- **REQUIRED ACTION**:
Go line by line through the data and copy those with the word "Deductions".

- **EXTRACTED RECORDS**:
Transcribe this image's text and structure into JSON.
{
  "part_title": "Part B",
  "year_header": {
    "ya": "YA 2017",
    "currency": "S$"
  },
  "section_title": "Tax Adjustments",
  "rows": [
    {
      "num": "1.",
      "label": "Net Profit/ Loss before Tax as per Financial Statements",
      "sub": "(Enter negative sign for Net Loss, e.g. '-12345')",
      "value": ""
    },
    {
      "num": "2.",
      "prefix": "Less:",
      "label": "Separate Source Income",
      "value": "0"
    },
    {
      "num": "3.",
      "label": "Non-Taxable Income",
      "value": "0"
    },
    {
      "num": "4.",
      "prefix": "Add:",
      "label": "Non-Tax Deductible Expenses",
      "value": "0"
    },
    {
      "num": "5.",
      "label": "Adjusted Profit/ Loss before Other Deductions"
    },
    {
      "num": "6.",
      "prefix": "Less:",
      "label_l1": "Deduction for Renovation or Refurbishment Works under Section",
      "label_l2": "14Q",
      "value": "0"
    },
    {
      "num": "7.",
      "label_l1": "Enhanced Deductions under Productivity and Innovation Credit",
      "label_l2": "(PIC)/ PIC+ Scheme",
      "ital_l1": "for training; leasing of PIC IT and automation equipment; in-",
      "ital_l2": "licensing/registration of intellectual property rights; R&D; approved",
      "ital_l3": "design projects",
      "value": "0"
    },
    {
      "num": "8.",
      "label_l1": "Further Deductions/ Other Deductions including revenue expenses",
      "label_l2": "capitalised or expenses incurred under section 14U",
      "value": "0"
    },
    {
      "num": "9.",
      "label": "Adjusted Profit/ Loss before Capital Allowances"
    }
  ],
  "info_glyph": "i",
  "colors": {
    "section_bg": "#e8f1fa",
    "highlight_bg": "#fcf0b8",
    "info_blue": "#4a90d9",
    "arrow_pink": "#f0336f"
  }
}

- **RESULT FOR THIS EXERCISE**:
      "label": "Adjusted Profit/ Loss before Other Deductions"
      "label_l1": "Enhanced Deductions under Productivity and Innovation Credit",
      "label_l1": "Further Deductions/ Other Deductions including revenue expenses",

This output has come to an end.